» WORK ORDER
Without altering anything, repeat each of the records.

» INPUT DATA

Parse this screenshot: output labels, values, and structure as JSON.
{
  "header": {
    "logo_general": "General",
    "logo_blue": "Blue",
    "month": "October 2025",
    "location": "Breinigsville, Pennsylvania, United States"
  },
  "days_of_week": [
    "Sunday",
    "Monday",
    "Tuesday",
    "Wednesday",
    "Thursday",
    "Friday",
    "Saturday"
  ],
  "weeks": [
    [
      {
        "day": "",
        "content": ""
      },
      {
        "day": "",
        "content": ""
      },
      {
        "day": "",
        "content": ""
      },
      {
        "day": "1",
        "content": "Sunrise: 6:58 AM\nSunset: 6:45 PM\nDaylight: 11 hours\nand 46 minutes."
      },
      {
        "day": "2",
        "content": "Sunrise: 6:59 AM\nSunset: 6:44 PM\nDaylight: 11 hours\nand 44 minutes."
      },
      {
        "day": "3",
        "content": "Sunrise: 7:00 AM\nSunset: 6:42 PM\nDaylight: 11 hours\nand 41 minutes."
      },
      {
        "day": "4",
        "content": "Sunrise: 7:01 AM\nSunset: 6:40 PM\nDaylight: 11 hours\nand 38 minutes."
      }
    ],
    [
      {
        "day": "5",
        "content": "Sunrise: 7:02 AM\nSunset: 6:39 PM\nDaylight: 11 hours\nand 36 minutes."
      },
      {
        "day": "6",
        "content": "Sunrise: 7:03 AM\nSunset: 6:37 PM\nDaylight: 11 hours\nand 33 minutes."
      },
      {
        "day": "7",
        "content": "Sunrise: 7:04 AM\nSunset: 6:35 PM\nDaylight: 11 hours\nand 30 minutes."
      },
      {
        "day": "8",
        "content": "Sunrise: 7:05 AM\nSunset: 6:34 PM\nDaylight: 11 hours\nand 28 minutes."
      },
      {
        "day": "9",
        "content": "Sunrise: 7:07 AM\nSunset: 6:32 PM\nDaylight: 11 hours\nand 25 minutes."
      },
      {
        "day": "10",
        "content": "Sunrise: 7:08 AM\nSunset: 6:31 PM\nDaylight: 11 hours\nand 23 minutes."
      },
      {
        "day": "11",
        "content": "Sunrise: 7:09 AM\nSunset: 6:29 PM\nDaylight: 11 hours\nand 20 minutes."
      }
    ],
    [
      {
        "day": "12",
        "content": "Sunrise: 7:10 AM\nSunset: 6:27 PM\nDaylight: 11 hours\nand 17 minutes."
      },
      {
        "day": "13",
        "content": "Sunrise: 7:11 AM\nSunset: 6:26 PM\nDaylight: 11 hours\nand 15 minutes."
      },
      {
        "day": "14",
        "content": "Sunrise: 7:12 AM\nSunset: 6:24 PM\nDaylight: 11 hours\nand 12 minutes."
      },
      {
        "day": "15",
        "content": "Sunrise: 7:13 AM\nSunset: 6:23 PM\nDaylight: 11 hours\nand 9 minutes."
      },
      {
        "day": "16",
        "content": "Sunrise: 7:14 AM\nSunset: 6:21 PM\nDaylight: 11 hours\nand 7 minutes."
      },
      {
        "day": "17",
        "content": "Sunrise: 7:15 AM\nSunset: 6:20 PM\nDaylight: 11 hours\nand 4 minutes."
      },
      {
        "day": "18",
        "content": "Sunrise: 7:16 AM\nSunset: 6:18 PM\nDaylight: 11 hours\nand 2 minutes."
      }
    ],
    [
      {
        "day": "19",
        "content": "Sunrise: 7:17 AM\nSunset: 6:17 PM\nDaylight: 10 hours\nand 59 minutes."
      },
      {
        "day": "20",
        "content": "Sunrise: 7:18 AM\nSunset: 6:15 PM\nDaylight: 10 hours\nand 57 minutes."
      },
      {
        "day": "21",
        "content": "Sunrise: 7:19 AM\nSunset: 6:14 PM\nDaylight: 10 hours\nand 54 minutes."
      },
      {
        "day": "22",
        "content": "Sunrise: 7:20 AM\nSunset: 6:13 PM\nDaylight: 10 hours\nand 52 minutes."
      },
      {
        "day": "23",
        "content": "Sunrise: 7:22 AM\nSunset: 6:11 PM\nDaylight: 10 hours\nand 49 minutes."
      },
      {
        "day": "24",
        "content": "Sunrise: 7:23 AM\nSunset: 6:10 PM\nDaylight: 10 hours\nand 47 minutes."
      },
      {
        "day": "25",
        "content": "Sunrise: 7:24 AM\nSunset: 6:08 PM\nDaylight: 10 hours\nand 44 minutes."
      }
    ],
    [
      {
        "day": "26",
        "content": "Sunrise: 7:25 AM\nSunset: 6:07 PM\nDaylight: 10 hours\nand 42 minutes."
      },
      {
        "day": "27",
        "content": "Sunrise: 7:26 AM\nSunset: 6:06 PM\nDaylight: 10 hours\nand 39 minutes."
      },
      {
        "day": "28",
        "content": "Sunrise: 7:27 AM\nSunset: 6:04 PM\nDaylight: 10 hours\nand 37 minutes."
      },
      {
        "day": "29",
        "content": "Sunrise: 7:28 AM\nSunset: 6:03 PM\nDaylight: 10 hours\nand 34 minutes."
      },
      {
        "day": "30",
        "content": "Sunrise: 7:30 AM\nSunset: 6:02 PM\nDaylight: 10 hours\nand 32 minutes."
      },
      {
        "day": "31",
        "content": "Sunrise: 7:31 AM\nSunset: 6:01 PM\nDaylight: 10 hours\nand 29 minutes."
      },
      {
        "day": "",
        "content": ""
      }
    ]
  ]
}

» TASK RESULT
Parse this screenshot: output labels, values, and structure as JSON.
{
  "header": {
    "logo_general": "General",
    "logo_blue": "Blue",
    "month": "October 2025",
    "location": "Breinigsville, Pennsylvania, United States"
  },
  "days_of_week": [
    "Sunday",
    "Monday",
    "Tuesday",
    "Wednesday",
    "Thursday",
    "Friday",
    "Saturday"
  ],
  "weeks": [
    [
      {
        "day": "",
        "content": ""
      },
      {
        "day": "",
        "content": ""
      },
      {
        "day": "",
        "content": ""
      },
      {
        "day": "1",
        "content": "Sunrise: 6:58 AM\nSunset: 6:45 PM\nDaylight: 11 hours\nand 46 minutes."
      },
      {
        "day": "2",
        "content": "Sunrise: 6:59 AM\nSunset: 6:44 PM\nDaylight: 11 hours\nand 44 minutes."
      },
      {
        "day": "3",
        "content": "Sunrise: 7:00 AM\nSunset: 6:42 PM\nDaylight: 11 hours\nand 41 minutes."
      },
      {
        "day": "4",
        "content": "Sunrise: 7:01 AM\nSunset: 6:40 PM\nDaylight: 11 hours\nand 38 minutes."
      }
    ],
    [
      {
        "day": "5",
        "content": "Sunrise: 7:02 AM\nSunset: 6:39 PM\nDaylight: 11 hours\nand 36 minutes."
      },
      {
        "day": "6",
        "content": "Sunrise: 7:03 AM\nSunset: 6:37 PM\nDaylight: 11 hours\nand 33 minutes."
      },
      {
        "day": "7",
        "content": "Sunrise: 7:04 AM\nSunset: 6:35 PM\nDaylight: 11 hours\nand 30 minutes."
      },
      {
        "day": "8",
        "content": "Sunrise: 7:05 AM\nSunset: 6:34 PM\nDaylight: 11 hours\nand 28 minutes."
      },
      {
        "day": "9",
        "content": "Sunrise: 7:07 AM\nSunset: 6:32 PM\nDaylight: 11 hours\nand 25 minutes."
      },
      {
        "day": "10",
        "content": "Sunrise: 7:08 AM\nSunset: 6:31 PM\nDaylight: 11 hours\nand 23 minutes."
      },
      {
        "day": "11",
        "content": "Sunrise: 7:09 AM\nSunset: 6:29 PM\nDaylight: 11 hours\nand 20 minutes."
      }
    ],
    [
      {
        "day": "12",
        "content": "Sunrise: 7:10 AM\nSunset: 6:27 PM\nDaylight: 11 hours\nand 17 minutes."
      },
      {
        "day": "13",
        "content": "Sunrise: 7:11 AM\nSunset: 6:26 PM\nDaylight: 11 hours\nand 15 minutes."
      },
      {
        "day": "14",
        "content": "Sunrise: 7:12 AM\nSunset: 6:24 PM\nDaylight: 11 hours\nand 12 minutes."
      },
      {
        "day": "15",
        "content": "Sunrise: 7:13 AM\nSunset: 6:23 PM\nDaylight: 11 hours\nand 9 minutes."
      },
      {
        "day": "16",
        "content": "Sunrise: 7:14 AM\nSunset: 6:21 PM\nDaylight: 11 hours\nand 7 minutes."
      },
      {
        "day": "17",
        "content": "Sunrise: 7:15 AM\nSunset: 6:20 PM\nDaylight: 11 hours\nand 4 minutes."
      },
      {
        "day": "18",
        "content": "Sunrise: 7:16 AM\nSunset: 6:18 PM\nDaylight: 11 hours\nand 2 minutes."
      }
    ],
    [
      {
        "day": "19",
        "content": "Sunrise: 7:17 AM\nSunset: 6:17 PM\nDaylight: 10 hours\nand 59 minutes."
      },
      {
        "day": "20",
        "content": "Sunrise: 7:18 AM\nSunset: 6:15 PM\nDaylight: 10 hours\nand 57 minutes."
      },
      {
        "day": "21",
        "content": "Sunrise: 7:19 AM\nSunset: 6:14 PM\nDaylight: 10 hours\nand 54 minutes."
      },
      {
        "day": "22",
        "content": "Sunrise: 7:20 AM\nSunset: 6:13 PM\nDaylight: 10 hours\nand 52 minutes."
      },
      {
        "day": "23",
        "content": "Sunrise: 7:22 AM\nSunset: 6:11 PM\nDaylight: 10 hours\nand 49 minutes."
      },
      {
        "day": "24",
        "content": "Sunrise: 7:23 AM\nSunset: 6:10 PM\nDaylight: 10 hours\nand 47 minutes."
      },
      {
        "day": "25",
        "content": "Sunrise: 7:24 AM\nSunset: 6:08 PM\nDaylight: 10 hours\nand 44 minutes."
      }
    ],
    [
      {
        "day": "26",
        "content": "Sunrise: 7:25 AM\nSunset: 6:07 PM\nDaylight: 10 hours\nand 42 minutes."
      },
      {
        "day": "27",
        "content": "Sunrise: 7:26 AM\nSunset: 6:06 PM\nDaylight: 10 hours\nand 39 minutes."
      },
      {
        "day": "28",
        "content": "Sunrise: 7:27 AM\nSunset: 6:04 PM\nDaylight: 10 hours\nand 37 minutes."
      },
      {
        "day": "29",
        "content": "Sunrise: 7:28 AM\nSunset: 6:03 PM\nDaylight: 10 hours\nand 34 minutes."
      },
      {
        "day": "30",
        "content": "Sunrise: 7:30 AM\nSunset: 6:02 PM\nDaylight: 10 hours\nand 32 minutes."
      },
      {
        "day": "31",
        "content": "Sunrise: 7:31 AM\nSunset: 6:01 PM\nDaylight: 10 hours\nand 29 minutes."
      },
      {
        "day": "",
        "content": ""
      }
    ]
  ]
}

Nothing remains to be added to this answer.